We don’t need to be in tip-top shape to reap these benefits from our charitable contributions. In fact, research discovered that chronically ill people facing health opportunities, like multiple sclerosis and HIV, actually became measurably healthier after giving. Volunteers tend to have lower blood pressure, stress levels and incidents of heart disease and depression.
A University of California, Berkeley, study proved that the elderly, in particular, stand to benefit. Even factoring in variables like age, general health, non-healthy behaviors and exercise habits, volunteers were 44% less likely to die over a 5-year period than non-volunteers. Those statistics also applied to people helping spouses, friends, relatives and neighbors.
Giving and volunteering strengthen ties to community, and fosters a sense of belonging. It also has the effect of “elevating” others, as Thomas Jefferson called it. When we see someone doing good for someone else, our brain actually creates a chemical reaction that inspires us to do likewise. Kindness truly is contagious.

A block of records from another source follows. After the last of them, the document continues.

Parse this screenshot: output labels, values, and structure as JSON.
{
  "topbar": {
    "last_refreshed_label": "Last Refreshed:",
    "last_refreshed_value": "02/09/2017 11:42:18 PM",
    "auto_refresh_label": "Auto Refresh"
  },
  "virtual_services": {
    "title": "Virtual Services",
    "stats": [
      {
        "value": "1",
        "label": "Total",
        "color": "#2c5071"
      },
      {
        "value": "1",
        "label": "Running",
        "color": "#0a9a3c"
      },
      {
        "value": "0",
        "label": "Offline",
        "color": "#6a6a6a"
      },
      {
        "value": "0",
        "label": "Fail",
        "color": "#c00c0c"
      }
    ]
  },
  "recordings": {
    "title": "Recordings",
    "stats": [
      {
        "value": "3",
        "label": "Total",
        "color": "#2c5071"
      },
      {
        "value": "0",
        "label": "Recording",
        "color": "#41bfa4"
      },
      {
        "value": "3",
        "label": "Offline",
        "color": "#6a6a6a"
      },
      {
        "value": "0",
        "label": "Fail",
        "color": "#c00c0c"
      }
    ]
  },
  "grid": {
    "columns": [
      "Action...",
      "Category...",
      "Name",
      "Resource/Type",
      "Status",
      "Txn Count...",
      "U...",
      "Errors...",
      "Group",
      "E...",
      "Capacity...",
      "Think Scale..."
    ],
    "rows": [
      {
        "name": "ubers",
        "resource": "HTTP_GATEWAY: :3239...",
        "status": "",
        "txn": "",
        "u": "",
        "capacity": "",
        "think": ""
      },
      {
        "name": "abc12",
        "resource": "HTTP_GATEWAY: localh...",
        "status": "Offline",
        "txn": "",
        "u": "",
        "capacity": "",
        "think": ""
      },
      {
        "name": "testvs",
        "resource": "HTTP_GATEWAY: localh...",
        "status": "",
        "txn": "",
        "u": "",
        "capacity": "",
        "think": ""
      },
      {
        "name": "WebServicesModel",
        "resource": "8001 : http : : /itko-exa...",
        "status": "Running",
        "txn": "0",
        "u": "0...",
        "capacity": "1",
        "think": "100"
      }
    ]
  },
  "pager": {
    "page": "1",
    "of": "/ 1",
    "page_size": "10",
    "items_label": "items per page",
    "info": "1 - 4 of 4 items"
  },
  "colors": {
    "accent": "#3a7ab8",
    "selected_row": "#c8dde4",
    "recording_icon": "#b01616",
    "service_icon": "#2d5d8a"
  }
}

Start a wave of compassion, connection and gratitude in your community this season. To find opportunities to give and volunteer in your community, go on-line and check out:
· V olunteermatch.org : This site has a list of specific needs in your area during the holidays, and year round.
· Unitedway.org : Find out how you can be a mentor, reader or tutor in your city.
You can also Google “holiday volunteering” in your city to receive a list of options.
Another opportunity to help others is to become an OHI Missionary. The OHI Missionary Program is a 90-day volunteer extension program for OHI program graduates who want to continue on their spiritual path to heal themselves. OHI missionaries immerse themselves in the OHI holistic healing program while being of service to OHI guests. We encourage all who have a calling, passion and commitment to serving others to apply. For more information, visit our website: OHI Missionary Program .
Experience the beauty, serenity and fellowship of an OHI holiday retreat at the OHI missions in San Diego or Austin. Achieve your mental, physical, emotional and spiritual goals for optimal health, and get your New Year off to a healthy start. Visit us online at www.optimumhealth.org , or call us at (800) 993-4325 to make your reservation.